Curve’s First Lesbro
Everyone from Jennifer Weiner (author of In Her Shoes) to People and Details magazines to, well, Curve itself, has given gay author, blogger and NPR commentator Marc Acito’s brilliant second novel, Attack of the Theater People, dazzling reviews since it came out last year. Set in 1986, the book follows 20-year-old Edward Zanni, who is thrown out of Juilliard over “creative differences.” He thought he could act—the school’s faculty did not. It’s in Acito’s debut novel, How I Paid for College, that we first meet Edward, then a feckless Ferris Bueller type, in 1983 New Jersey, who must find a way (think embezzlement, forgery and blackmail meets, horny teens and theater geeks) to pay for Juilliard after his remarried father refuses to do so. Much like his hero, Acito, too, dreamed of acting school, though he says he never resorted to crime to pay tuition. In high school he was “the guy who wore Capezio dance shoes and leg warmers to school.” Acito attended the music theater program at Carnegie-Mellon University. “I changed it to Juilliard in How I Paid for College because no one wants to read a book about a kid whose dream is to go to Pittsburgh,” he says.
Acito, too, was kicked out over similar artistic differences, which spawned the idea for Attack. Though he’s glib about his critical adoration (his bio quips: “For those who do not know me, I'm very famous.”), Acito’s work has garnered a number of accolades, has been optioned for film by Columbia Pictures, and has been translated into five languages, which, says Acito, “I can’t read. Though I can now say ‘cunnilingus’ in Norwegian.”

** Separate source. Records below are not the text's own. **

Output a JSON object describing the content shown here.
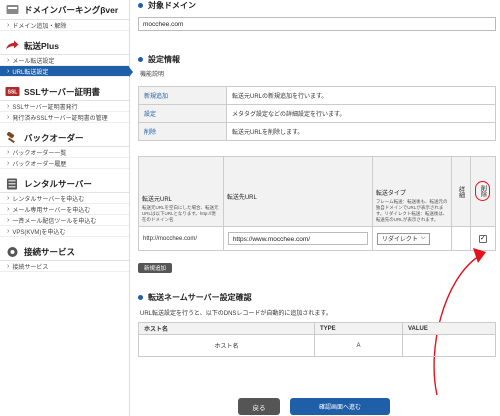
{
  "sidebar": {
    "domain_head": "ドメインバーキングβver",
    "domain_items": [
      "ドメイン追加・解除"
    ],
    "transfer_head": "転送Plus",
    "transfer_items": [
      "メール転送設定",
      "URL転送設定"
    ],
    "ssl_head": "SSLサーバー証明書",
    "ssl_items": [
      "SSLサーバー証明書発行",
      "発行済みSSLサーバー証明書の管理"
    ],
    "backorder_head": "バックオーダー",
    "backorder_items": [
      "バックオーダー一覧",
      "バックオーダー履歴"
    ],
    "rental_head": "レンタルサーバー",
    "rental_items": [
      "レンタルサーバーを申込む",
      "メール専用サーバーを申込む",
      "一斉メール配信ツールを申込む",
      "VPS(KVM)を申込む"
    ],
    "service_head": "接続サービス",
    "service_items": [
      "接続サービス"
    ]
  },
  "target_domain": {
    "title": "対象ドメイン",
    "value": "mocchee.com"
  },
  "settings": {
    "title": "設定情報",
    "desc_label": "機能説明",
    "functions": [
      {
        "key": "新規追加",
        "desc": "転送元URLの新規追加を行います。"
      },
      {
        "key": "設定",
        "desc": "メタタグ設定などの詳細設定を行います。"
      },
      {
        "key": "削除",
        "desc": "転送元URLを削除します。"
      }
    ]
  },
  "mapping": {
    "col_source": "転送元URL",
    "col_source_note": "転送元URLを空白にした場合、転送元URLは以下URLとなります。http://現在のドメイン名",
    "col_dest": "転送先URL",
    "col_type": "転送タイプ",
    "col_type_note": "フレーム転送：転送後も、転送元の独自ドメインでURLが表示されます。リダイレクト転送：転送後は、転送先のURLが表示されます。",
    "col_detail": "詳細",
    "col_delete": "削除",
    "row": {
      "source": "http://mocchee.com/",
      "dest": "https://www.mocchee.com/",
      "type": "リダイレクト",
      "delete_checked": true
    },
    "add_button": "新規追加"
  },
  "dns": {
    "title": "転送ネームサーバー設定確認",
    "note": "URL転送設定を行うと、以下のDNSレコードが自動的に追加されます。",
    "headers": [
      "ホスト名",
      "TYPE",
      "VALUE"
    ],
    "row": [
      "ホスト名",
      "A",
      ""
    ]
  },
  "footer": {
    "back_label": "戻る",
    "confirm_label": "確認画面へ進む"
  },
  "colors": {
    "accent": "#1f5fa8",
    "highlight": "#e8101a"
  }
}
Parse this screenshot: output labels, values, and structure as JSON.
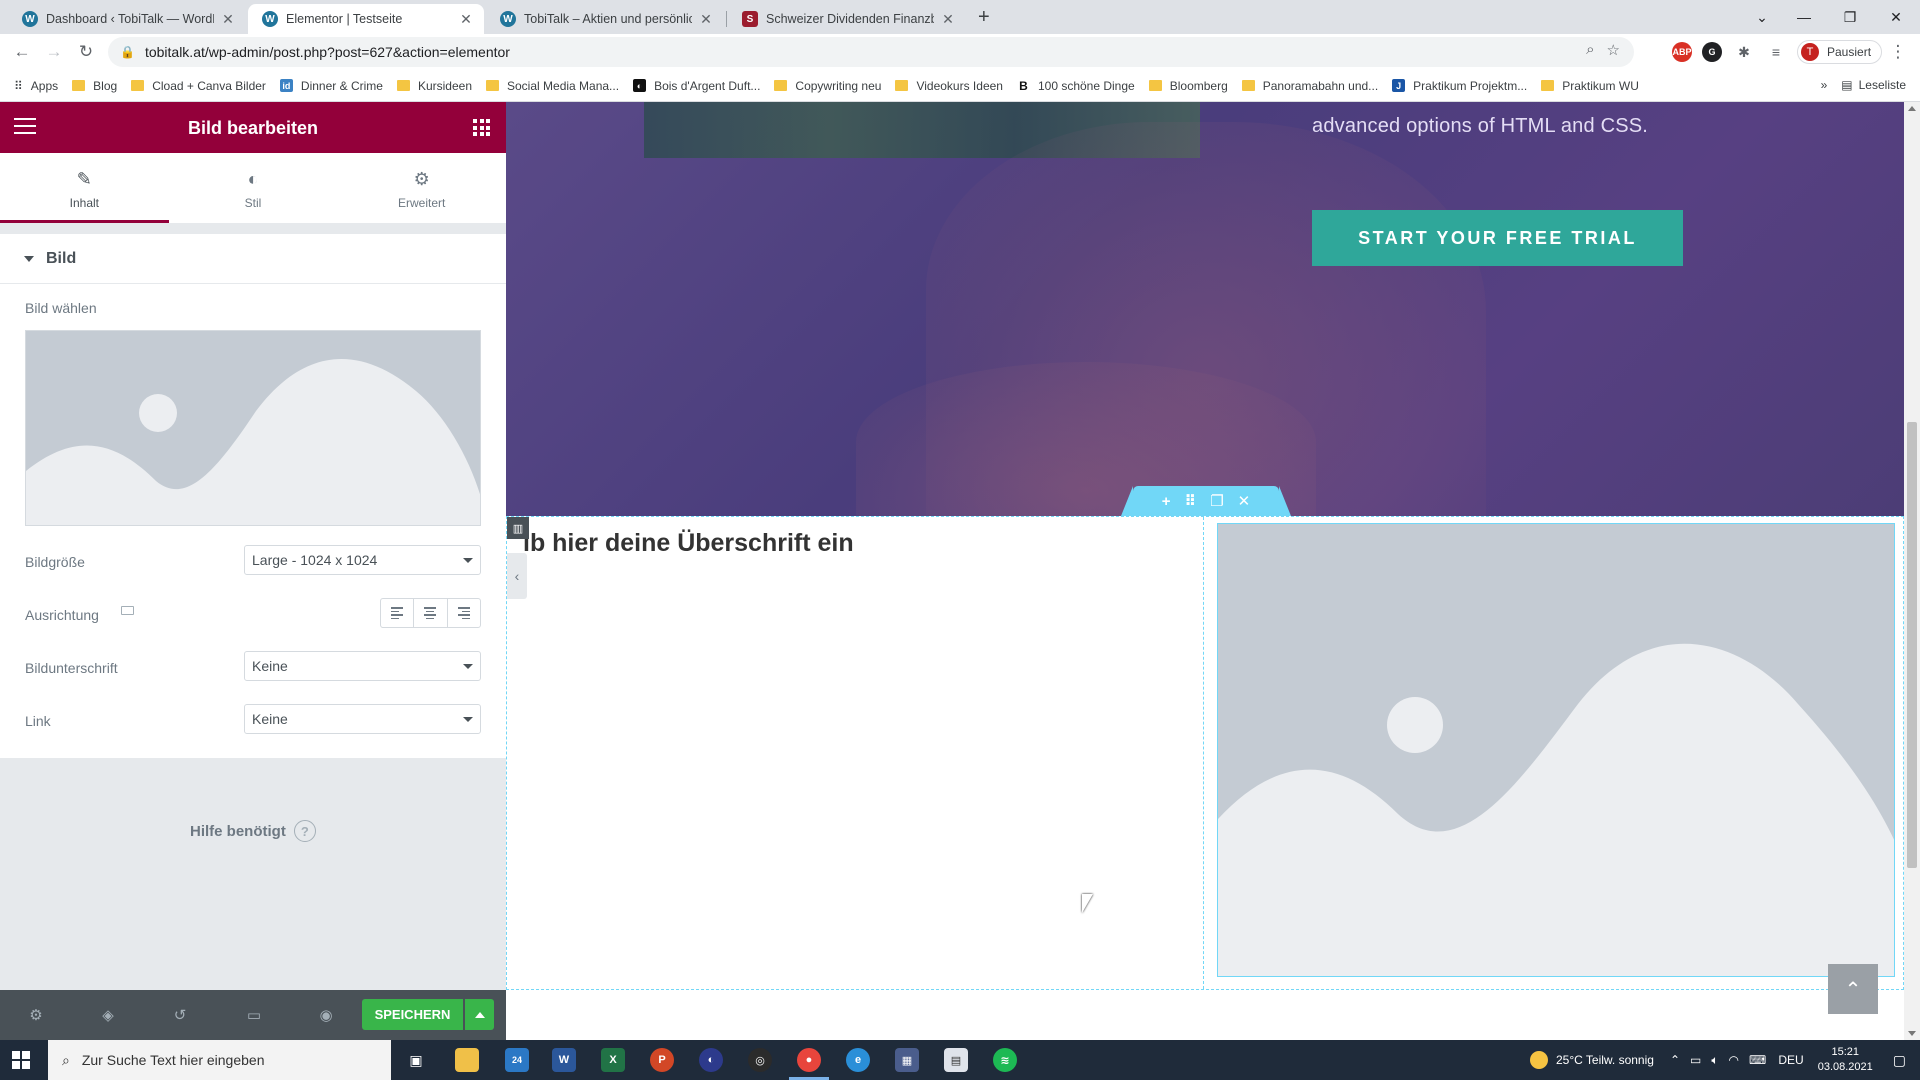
{
  "browser": {
    "tabs": [
      {
        "title": "Dashboard ‹ TobiTalk — WordPre",
        "favicon": "wordpress-icon"
      },
      {
        "title": "Elementor | Testseite",
        "favicon": "wordpress-icon",
        "active": true
      },
      {
        "title": "TobiTalk – Aktien und persönliche",
        "favicon": "wordpress-icon"
      },
      {
        "title": "Schweizer Dividenden Finanzblo",
        "favicon": "blog-icon"
      }
    ],
    "url": "tobitalk.at/wp-admin/post.php?post=627&action=elementor",
    "profile_label": "Pausiert",
    "profile_initial": "T",
    "bookmarks": [
      {
        "label": "Apps",
        "icon": "apps-grid-icon"
      },
      {
        "label": "Blog",
        "icon": "folder-icon"
      },
      {
        "label": "Cload + Canva Bilder",
        "icon": "folder-icon"
      },
      {
        "label": "Dinner & Crime",
        "icon": "site-icon"
      },
      {
        "label": "Kursideen",
        "icon": "folder-icon"
      },
      {
        "label": "Social Media Mana...",
        "icon": "folder-icon"
      },
      {
        "label": "Bois d'Argent Duft...",
        "icon": "site-icon"
      },
      {
        "label": "Copywriting neu",
        "icon": "folder-icon"
      },
      {
        "label": "Videokurs Ideen",
        "icon": "folder-icon"
      },
      {
        "label": "100 schöne Dinge",
        "icon": "site-icon"
      },
      {
        "label": "Bloomberg",
        "icon": "folder-icon"
      },
      {
        "label": "Panoramabahn und...",
        "icon": "folder-icon"
      },
      {
        "label": "Praktikum Projektm...",
        "icon": "site-icon"
      },
      {
        "label": "Praktikum WU",
        "icon": "folder-icon"
      }
    ],
    "reading_list": "Leseliste"
  },
  "panel": {
    "title": "Bild bearbeiten",
    "tabs": [
      {
        "label": "Inhalt",
        "icon": "pencil-icon"
      },
      {
        "label": "Stil",
        "icon": "contrast-icon"
      },
      {
        "label": "Erweitert",
        "icon": "gear-icon"
      }
    ],
    "section_title": "Bild",
    "choose_image_label": "Bild wählen",
    "image_size_label": "Bildgröße",
    "image_size_value": "Large - 1024 x 1024",
    "alignment_label": "Ausrichtung",
    "caption_label": "Bildunterschrift",
    "caption_value": "Keine",
    "link_label": "Link",
    "link_value": "Keine",
    "help_label": "Hilfe benötigt",
    "save_label": "SPEICHERN"
  },
  "preview": {
    "hero_text": "advanced options of HTML and CSS.",
    "cta_label": "START YOUR FREE TRIAL",
    "heading": "ib hier deine Überschrift ein"
  },
  "taskbar": {
    "search_placeholder": "Zur Suche Text hier eingeben",
    "weather": "25°C  Teilw. sonnig",
    "language": "DEU",
    "time": "15:21",
    "date": "03.08.2021",
    "mail_badge": "24"
  },
  "colors": {
    "elementor_header": "#93003a",
    "cta": "#2fa79a",
    "save": "#39b54a",
    "section_outline": "#71d7f7"
  }
}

This, uh, unusual oral knowledge may be just one reason why Acito has a huge fan base—among lesbians. Others? He penned the essay, “Why I Heart Lesbians” for Curve (Vol. 19 #1), he tried something new every day for a year, which he chronicled in his blog (The Gospel According to Marc), and two of the most enduring main characters in his novels are lesbian couple Kelly and Ziba.
Though his books are a Rorschach test of sorts (young adult, memoir, queer literature, mainstream comedy, chick lit are all bandied about) his readers count a bevy of queer babes and very often this funny queer author—whose partner of 20 plus years is writer Floyd Sklaver—holds court with more women than men at his public appearances. For this, and the fact that, well, we adore him as well, we named Marc Acito (who happens to be Sandra Dee’s second cousin!) Curve’s first ever Lesbro (i.e. a queer dude that Curve loves enough to deem worthy of taking a fraction of space from women in our publication). Here’s his quick dish.
Attack of the Theater People features the same cast of characters, including the fabulous lesbian couple Kelly and Ziba. Very few gay men include lesbians in their works. Why did you?
I had an epiphany watching the touring company of RENT. Here's this show where kids lined up to get discount tickets and scream in the theater in a way I haven't heard since the high school musical, and there are three couples in it—one straight, one gay, and one lesbian—each presented equally without judgment. I wanted to reflect that spectrum of experience in my work. Plus girl-on-girl action is hot.
How do you keep Kelly and Ziba real? How do you nail (for lack of a better word) the lesbian elements?
Even though I'm a big attention hog, I'm actually quite observant. So I thought about all the various lesbians I know, creating the characters the way Dr. Frankenstein built his monster—out of spare body parts.
Your website got voted one of the top chick lit blogs. Did you think the honor was amusing?
It beats being called dick lit.
The best part of Attack was the Springsteen tribute band. If you had to do a lesbian tribute band what would it be?
Xena and the Sign Language Interpreters.
You've been called the gay Dave Berry. What does Dave think of that?
He looked me right in the eye and said, "Let's just get one thing clear. I’m the gay Dave Barry."
What girl would you go lesbian for?
You know that malnourished African baby that Selma Hayek breastfed? I totally envy that kid.
You and your partner Floyd have been together a long time, right? Tell me how long, how you met and how you know it’s love still.
We met working in a Broadway general manager’s office in 1986. He invited me on the gayest date ever—to watch the Liberace concert from the stage manager’s booth at Radio City—and I knew we were meant to be together. After 22 years, he still makes my heart sing. It's occasionally off-key, but it still sings.
What female authors do you read, look up to, feel challenged by?
Patricia Highsmith for suspense, Agatha Christie for mystery and Nora Ephron for laughs.
If you couldn't be an author, what would you be?
Did I mention the African baby Selma Hayek breastfed?